As the matches went on, I noticed a funny thing starting to happen. While I may be the team mentor, I became less and less significant, and though I was there and pretended to direct, in some ways I was able to remove myself and just enjoy watching, as my team and their partners did their thing. It was magic. Through preparation, diligent scouting, scrappy pit and drive teams, the fortune of great alliance partners, and a healthy dose of good luck, somehow we were able to advance to become the #1 seed in Curie. Through absolutely incredible rounds of quarter, semi, and final matches against some amazing alliances, we were able to emerge as finalists before succumbing to the great alliance of 330, 910 and 1270. As to having storied alliance partners HOT (67) and Delphi E.L.I.T.E.(48), they provided guidance, comfort and sheer horsepower - it was an absolute blast. Letís just say it was like having a genie with a rocket powered magic carpet. It was a wild ride weíll never forget.

Now I know there are many other teams who had tougher schedules, better robots and great drivers who fought their hardest and didnít get the wins and didnít get picked. That has to be painful. There were so many good teams who were not selected for the finals. There seems to be many a discussion about why so many great teams placed low and how bad the alliance algorithm was, and those discussions are totally valid. Weíve also taken flak and have been labelled Ďrandomí. Somehow in the midst of so many great teams and their histories, you start to question whether you belong. After all itís a privilege just to be playing among these teams.
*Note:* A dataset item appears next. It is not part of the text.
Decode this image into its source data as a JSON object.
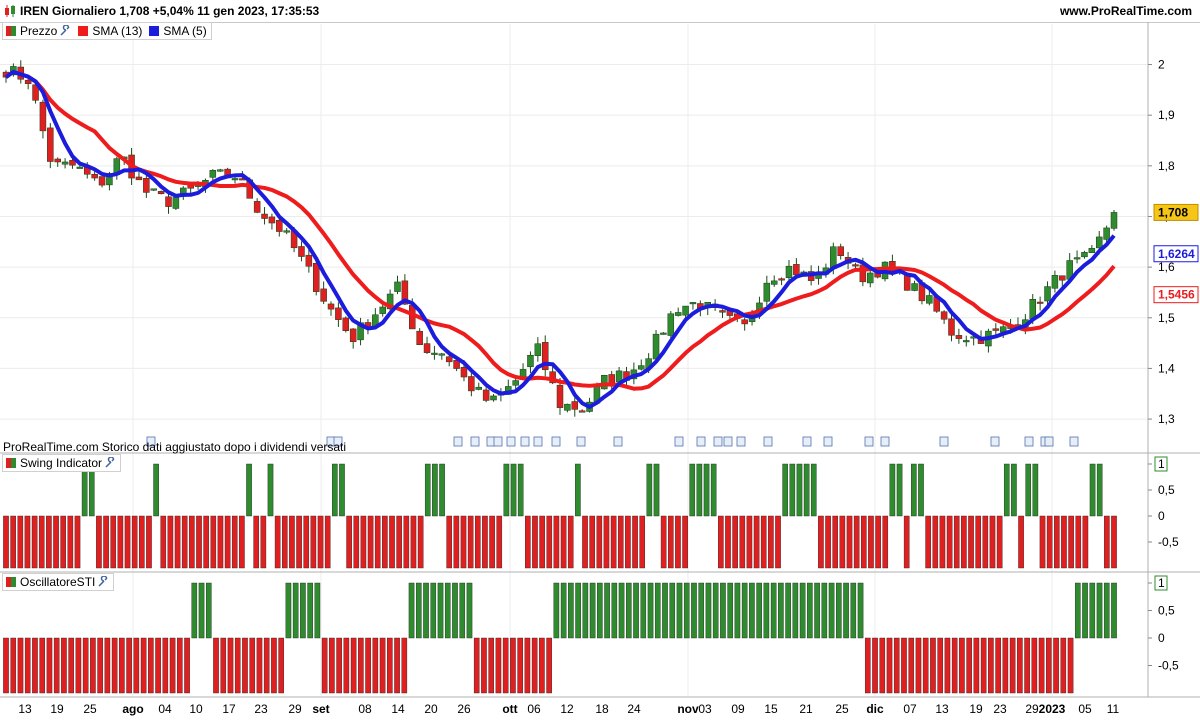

One thing I have learned. There is a BIG difference between winning and greatness. Greatness comes from excellence over time. Greatness comes from how you treat, inspire and do things for others. It comes from living your faith and devoting your life to others.

As to winning - did we deserve to do as well as we did? I think so. The guys on our team worked really hard, and did all the things they needed to do to win, and Iím incredibly proud of them. This tournament has been a dream come true for our team, and I hope our guys enjoy their day in the sun. I hope every team gets that day. As far as being great, letís not kid ourselves, we are totally humbled by those around us. We have such a long way to go. (But weíre taking notes!)